[Dataset rows describing interfaces]
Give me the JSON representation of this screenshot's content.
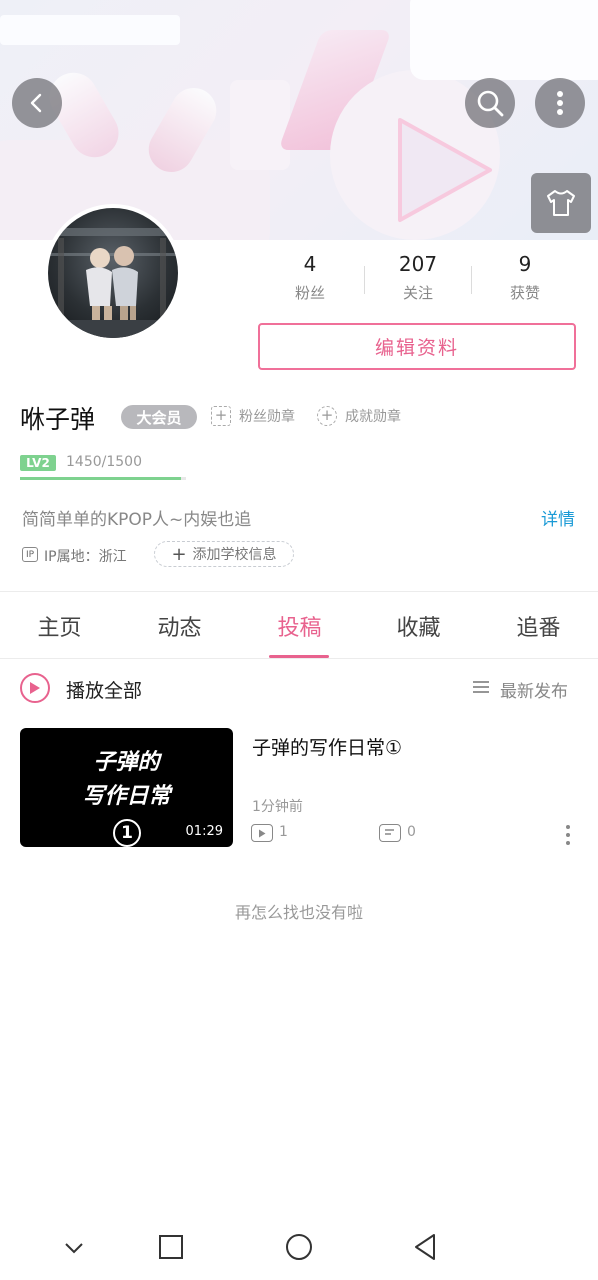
{
  "profile": {
    "username": "咻子弹",
    "vip_badge": "大会员",
    "medal_fans": "粉丝勋章",
    "medal_achievement": "成就勋章",
    "level": "LV2",
    "level_progress_text": "1450/1500",
    "level_progress_fraction": 0.967,
    "bio": "简简单单的KPOP人~内娱也追",
    "details_link": "详情",
    "ip_label": "IP属地：浙江",
    "add_school": "添加学校信息",
    "edit_button": "编辑资料"
  },
  "stats": [
    {
      "value": "4",
      "label": "粉丝"
    },
    {
      "value": "207",
      "label": "关注"
    },
    {
      "value": "9",
      "label": "获赞"
    }
  ],
  "tabs": [
    {
      "label": "主页",
      "active": false
    },
    {
      "label": "动态",
      "active": false
    },
    {
      "label": "投稿",
      "active": true
    },
    {
      "label": "收藏",
      "active": false
    },
    {
      "label": "追番",
      "active": false
    }
  ],
  "list_header": {
    "play_all": "播放全部",
    "sort_label": "最新发布"
  },
  "videos": [
    {
      "thumb_line1": "子弹的",
      "thumb_line2": "写作日常",
      "thumb_number": "1",
      "duration": "01:29",
      "title": "子弹的写作日常①",
      "time": "1分钟前",
      "plays": "1",
      "comments": "0"
    }
  ],
  "end_text": "再怎么找也没有啦",
  "colors": {
    "accent": "#e8628e",
    "link": "#1a9ad6",
    "level": "#7ed28f"
  },
  "icons": [
    "back-icon",
    "search-icon",
    "more-vertical-icon",
    "shirt-icon",
    "plus-icon",
    "play-circle-icon",
    "sort-icon",
    "play-count-icon",
    "comment-icon",
    "nav-back-chevron-icon",
    "nav-recent-icon",
    "nav-home-icon",
    "nav-back-icon"
  ]
}
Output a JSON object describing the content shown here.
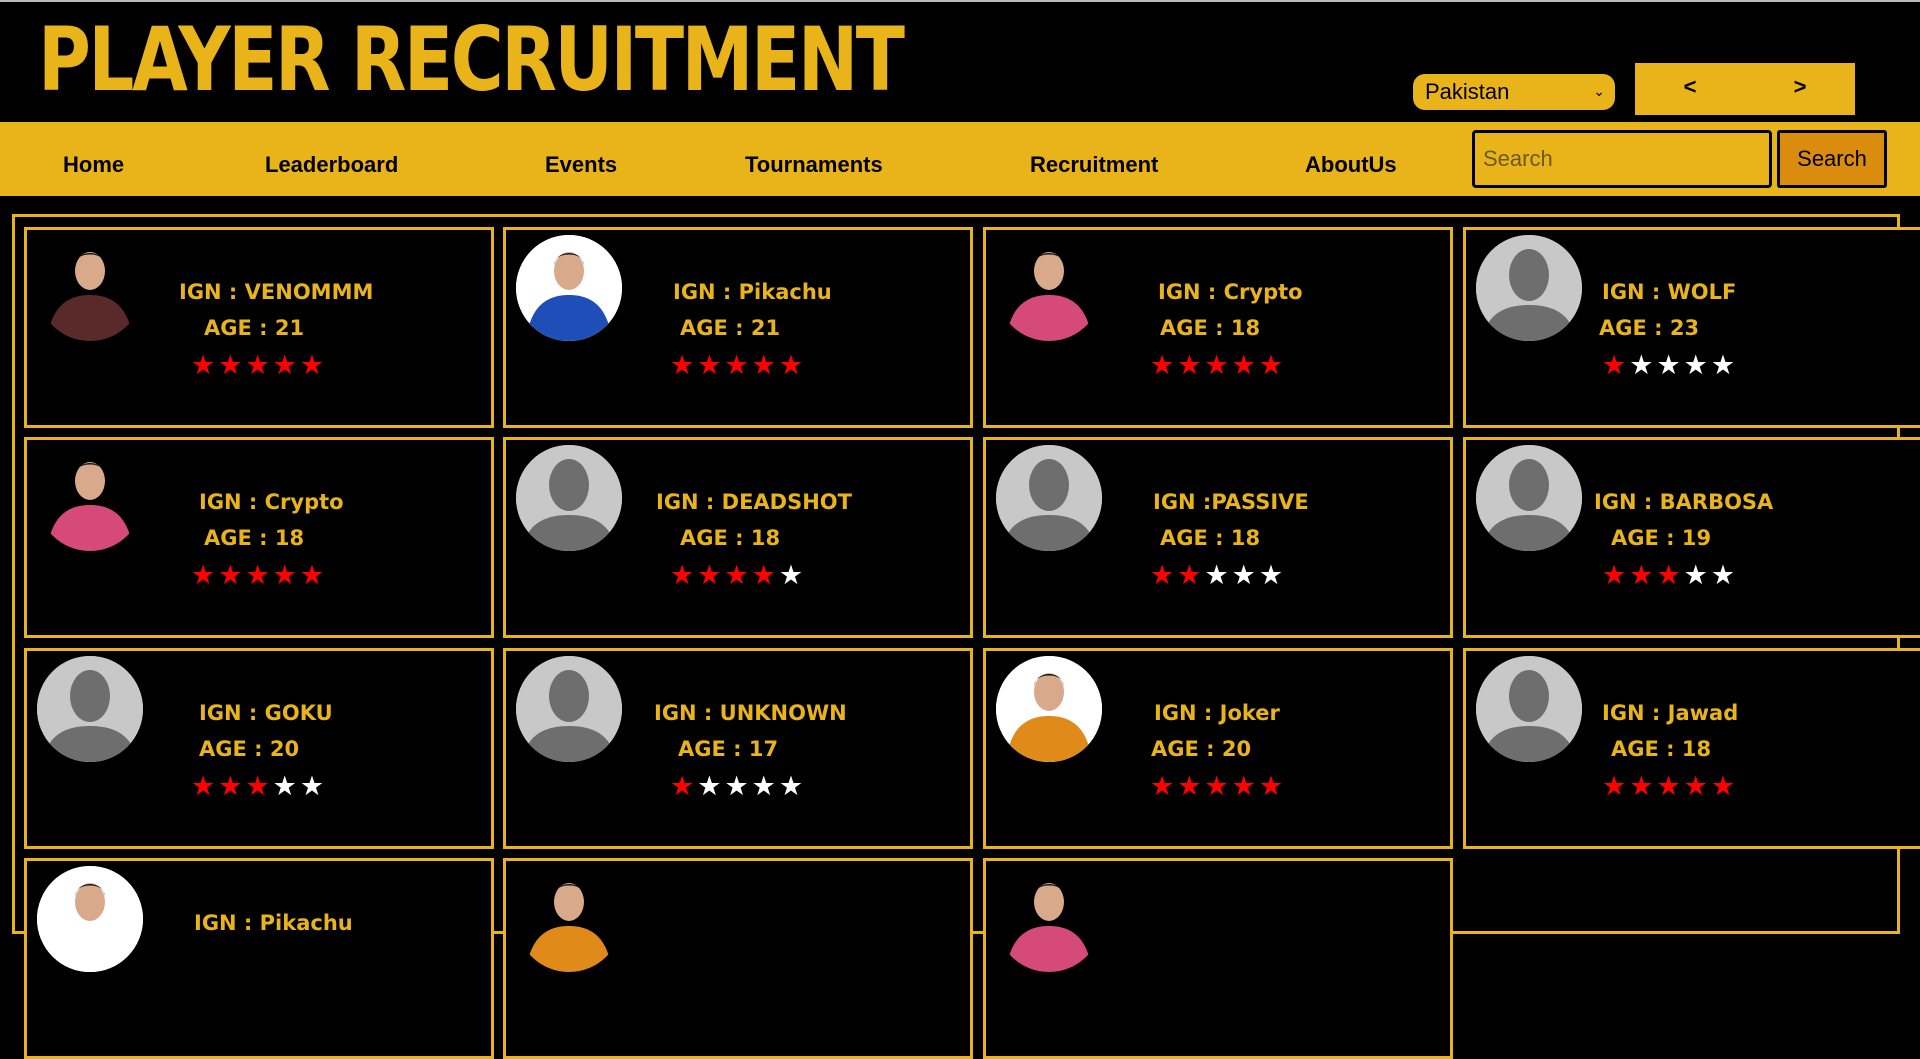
{
  "header": {
    "title": "PLAYER RECRUITMENT",
    "country_selected": "Pakistan",
    "prev_label": "<",
    "next_label": ">"
  },
  "nav": {
    "items": [
      "Home",
      "Leaderboard",
      "Events",
      "Tournaments",
      "Recruitment",
      "AboutUs"
    ],
    "search_placeholder": "Search",
    "search_button": "Search"
  },
  "colors": {
    "accent": "#e9b31a",
    "background": "#000000",
    "star_filled": "#ff0000",
    "star_empty": "#ffffff"
  },
  "rating_max": 5,
  "players": [
    {
      "ign": "IGN : VENOMMM",
      "age": "AGE : 21",
      "rating": 5,
      "avatar": "photo"
    },
    {
      "ign": "IGN : Pikachu",
      "age": "AGE : 21",
      "rating": 5,
      "avatar": "photo"
    },
    {
      "ign": "IGN : Crypto",
      "age": "AGE : 18",
      "rating": 5,
      "avatar": "photo"
    },
    {
      "ign": "IGN : WOLF",
      "age": "AGE : 23",
      "rating": 1,
      "avatar": "placeholder"
    },
    {
      "ign": "IGN : Crypto",
      "age": "AGE : 18",
      "rating": 5,
      "avatar": "photo"
    },
    {
      "ign": "IGN : DEADSHOT",
      "age": "AGE : 18",
      "rating": 4,
      "avatar": "placeholder"
    },
    {
      "ign": "IGN :PASSIVE",
      "age": "AGE : 18",
      "rating": 2,
      "avatar": "placeholder"
    },
    {
      "ign": "IGN : BARBOSA",
      "age": "AGE : 19",
      "rating": 3,
      "avatar": "placeholder"
    },
    {
      "ign": "IGN : GOKU",
      "age": "AGE : 20",
      "rating": 3,
      "avatar": "placeholder"
    },
    {
      "ign": "IGN : UNKNOWN",
      "age": "AGE : 17",
      "rating": 1,
      "avatar": "placeholder"
    },
    {
      "ign": "IGN : Joker",
      "age": "AGE : 20",
      "rating": 5,
      "avatar": "photo"
    },
    {
      "ign": "IGN : Jawad",
      "age": "AGE : 18",
      "rating": 5,
      "avatar": "placeholder"
    },
    {
      "ign": "IGN : Pikachu",
      "age": "",
      "rating": 0,
      "avatar": "photo"
    },
    {
      "ign": "",
      "age": "",
      "rating": 0,
      "avatar": "photo"
    },
    {
      "ign": "",
      "age": "",
      "rating": 0,
      "avatar": "photo"
    }
  ]
}
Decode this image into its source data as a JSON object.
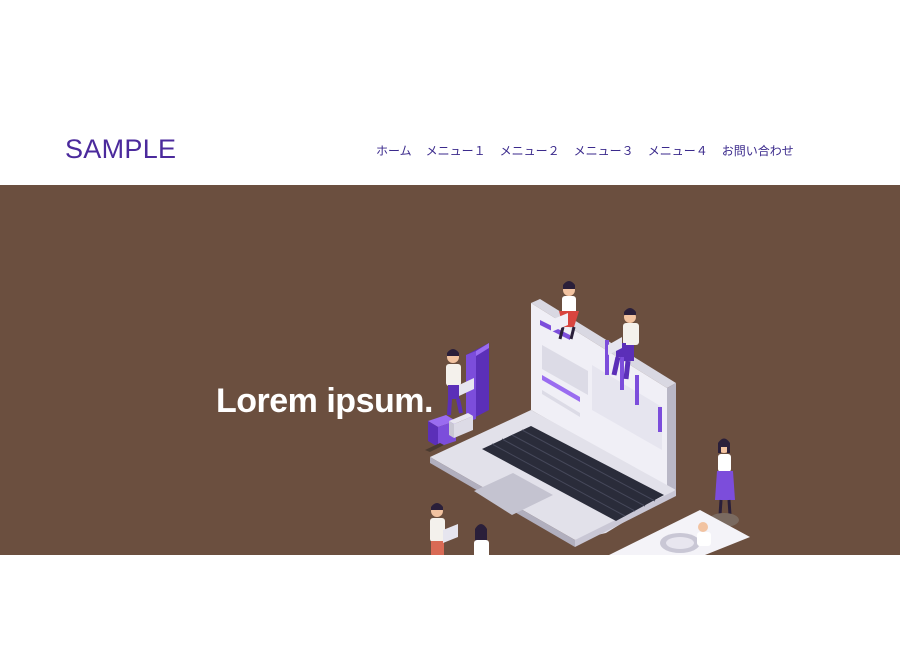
{
  "header": {
    "logo": "SAMPLE",
    "nav": [
      "ホーム",
      "メニュー１",
      "メニュー２",
      "メニュー３",
      "メニュー４",
      "お問い合わせ"
    ]
  },
  "hero": {
    "title": "Lorem ipsum.",
    "illustration": "isometric-laptop-people-illustration"
  },
  "colors": {
    "brand": "#4b2a9c",
    "hero_bg": "#6b4f3f",
    "accent_purple": "#7c4ddb"
  }
}
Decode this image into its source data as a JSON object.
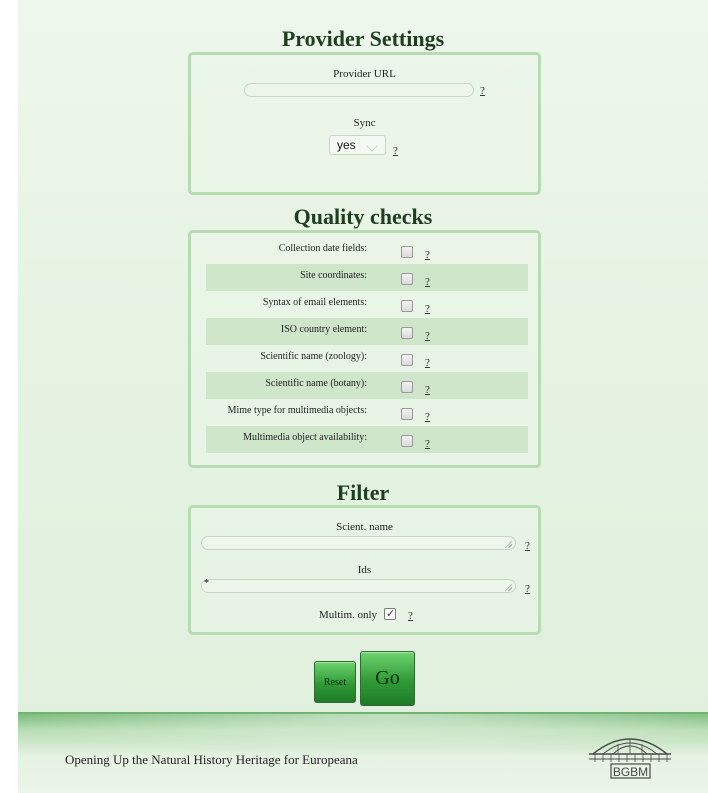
{
  "provider": {
    "title": "Provider Settings",
    "url_label": "Provider URL",
    "url_value": "",
    "sync_label": "Sync",
    "sync_value": "yes",
    "help": "?"
  },
  "quality": {
    "title": "Quality checks",
    "rows": [
      {
        "label": "Collection date fields:",
        "checked": false
      },
      {
        "label": "Site coordinates:",
        "checked": false
      },
      {
        "label": "Syntax of email elements:",
        "checked": false
      },
      {
        "label": "ISO country element:",
        "checked": false
      },
      {
        "label": "Scientific name (zoology):",
        "checked": false
      },
      {
        "label": "Scientific name (botany):",
        "checked": false
      },
      {
        "label": "Mime type for multimedia objects:",
        "checked": false
      },
      {
        "label": "Multimedia object availability:",
        "checked": false
      }
    ],
    "help": "?"
  },
  "filter": {
    "title": "Filter",
    "scient_label": "Scient. name",
    "scient_value": "",
    "ids_label": "Ids",
    "ids_value": "*",
    "multim_label": "Multim. only",
    "multim_checked": true,
    "help": "?"
  },
  "buttons": {
    "reset": "Reset",
    "go": "Go"
  },
  "footer": {
    "text": "Opening Up the Natural History Heritage for Europeana",
    "logo_text": "BGBM"
  },
  "colors": {
    "accent": "#2f9a36",
    "panel_border": "#b7dcb3",
    "row_alt": "#cfe6cb"
  }
}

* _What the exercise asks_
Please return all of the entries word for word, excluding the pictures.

* _Answer section_
Give me the JSON representation of this screenshot's content.
{
  "profile": {
    "username": "咻子弹",
    "vip_badge": "大会员",
    "medal_fans": "粉丝勋章",
    "medal_achievement": "成就勋章",
    "level": "LV2",
    "level_progress_text": "1450/1500",
    "level_progress_fraction": 0.967,
    "bio": "简简单单的KPOP人~内娱也追",
    "details_link": "详情",
    "ip_label": "IP属地：浙江",
    "add_school": "添加学校信息",
    "edit_button": "编辑资料"
  },
  "stats": [
    {
      "value": "4",
      "label": "粉丝"
    },
    {
      "value": "207",
      "label": "关注"
    },
    {
      "value": "9",
      "label": "获赞"
    }
  ],
  "tabs": [
    {
      "label": "主页",
      "active": false
    },
    {
      "label": "动态",
      "active": false
    },
    {
      "label": "投稿",
      "active": true
    },
    {
      "label": "收藏",
      "active": false
    },
    {
      "label": "追番",
      "active": false
    }
  ],
  "list_header": {
    "play_all": "播放全部",
    "sort_label": "最新发布"
  },
  "videos": [
    {
      "thumb_line1": "子弹的",
      "thumb_line2": "写作日常",
      "thumb_number": "1",
      "duration": "01:29",
      "title": "子弹的写作日常①",
      "time": "1分钟前",
      "plays": "1",
      "comments": "0"
    }
  ],
  "end_text": "再怎么找也没有啦",
  "colors": {
    "accent": "#e8628e",
    "link": "#1a9ad6",
    "level": "#7ed28f"
  },
  "icons": [
    "back-icon",
    "search-icon",
    "more-vertical-icon",
    "shirt-icon",
    "plus-icon",
    "play-circle-icon",
    "sort-icon",
    "play-count-icon",
    "comment-icon",
    "nav-back-chevron-icon",
    "nav-recent-icon",
    "nav-home-icon",
    "nav-back-icon"
  ]
}
Output a JSON object describing the content shown here.
{
  "header": {
    "title": "PLAYER RECRUITMENT",
    "country_selected": "Pakistan",
    "prev_label": "<",
    "next_label": ">"
  },
  "nav": {
    "items": [
      "Home",
      "Leaderboard",
      "Events",
      "Tournaments",
      "Recruitment",
      "AboutUs"
    ],
    "search_placeholder": "Search",
    "search_button": "Search"
  },
  "colors": {
    "accent": "#e9b31a",
    "background": "#000000",
    "star_filled": "#ff0000",
    "star_empty": "#ffffff"
  },
  "rating_max": 5,
  "players": [
    {
      "ign": "IGN : VENOMMM",
      "age": "AGE : 21",
      "rating": 5,
      "avatar": "photo"
    },
    {
      "ign": "IGN : Pikachu",
      "age": "AGE : 21",
      "rating": 5,
      "avatar": "photo"
    },
    {
      "ign": "IGN : Crypto",
      "age": "AGE : 18",
      "rating": 5,
      "avatar": "photo"
    },
    {
      "ign": "IGN : WOLF",
      "age": "AGE : 23",
      "rating": 1,
      "avatar": "placeholder"
    },
    {
      "ign": "IGN : Crypto",
      "age": "AGE : 18",
      "rating": 5,
      "avatar": "photo"
    },
    {
      "ign": "IGN : DEADSHOT",
      "age": "AGE : 18",
      "rating": 4,
      "avatar": "placeholder"
    },
    {
      "ign": "IGN :PASSIVE",
      "age": "AGE : 18",
      "rating": 2,
      "avatar": "placeholder"
    },
    {
      "ign": "IGN : BARBOSA",
      "age": "AGE : 19",
      "rating": 3,
      "avatar": "placeholder"
    },
    {
      "ign": "IGN : GOKU",
      "age": "AGE : 20",
      "rating": 3,
      "avatar": "placeholder"
    },
    {
      "ign": "IGN : UNKNOWN",
      "age": "AGE : 17",
      "rating": 1,
      "avatar": "placeholder"
    },
    {
      "ign": "IGN : Joker",
      "age": "AGE : 20",
      "rating": 5,
      "avatar": "photo"
    },
    {
      "ign": "IGN : Jawad",
      "age": "AGE : 18",
      "rating": 5,
      "avatar": "placeholder"
    },
    {
      "ign": "IGN : Pikachu",
      "age": "",
      "rating": 0,
      "avatar": "photo"
    },
    {
      "ign": "",
      "age": "",
      "rating": 0,
      "avatar": "photo"
    },
    {
      "ign": "",
      "age": "",
      "rating": 0,
      "avatar": "photo"
    }
  ]
}
Decode this image into its source data as a JSON object.
{
  "header": {
    "logo": "SAMPLE",
    "nav": [
      "ホーム",
      "メニュー１",
      "メニュー２",
      "メニュー３",
      "メニュー４",
      "お問い合わせ"
    ]
  },
  "hero": {
    "title": "Lorem ipsum.",
    "illustration": "isometric-laptop-people-illustration"
  },
  "colors": {
    "brand": "#4b2a9c",
    "hero_bg": "#6b4f3f",
    "accent_purple": "#7c4ddb"
  }
}
Decode this image into its source data as a JSON object.
{
  "provider": {
    "title": "Provider Settings",
    "url_label": "Provider URL",
    "url_value": "",
    "sync_label": "Sync",
    "sync_value": "yes",
    "help": "?"
  },
  "quality": {
    "title": "Quality checks",
    "rows": [
      {
        "label": "Collection date fields:",
        "checked": false
      },
      {
        "label": "Site coordinates:",
        "checked": false
      },
      {
        "label": "Syntax of email elements:",
        "checked": false
      },
      {
        "label": "ISO country element:",
        "checked": false
      },
      {
        "label": "Scientific name (zoology):",
        "checked": false
      },
      {
        "label": "Scientific name (botany):",
        "checked": false
      },
      {
        "label": "Mime type for multimedia objects:",
        "checked": false
      },
      {
        "label": "Multimedia object availability:",
        "checked": false
      }
    ],
    "help": "?"
  },
  "filter": {
    "title": "Filter",
    "scient_label": "Scient. name",
    "scient_value": "",
    "ids_label": "Ids",
    "ids_value": "*",
    "multim_label": "Multim. only",
    "multim_checked": true,
    "help": "?"
  },
  "buttons": {
    "reset": "Reset",
    "go": "Go"
  },
  "footer": {
    "text": "Opening Up the Natural History Heritage for Europeana",
    "logo_text": "BGBM"
  },
  "colors": {
    "accent": "#2f9a36",
    "panel_border": "#b7dcb3",
    "row_alt": "#cfe6cb"
  }
}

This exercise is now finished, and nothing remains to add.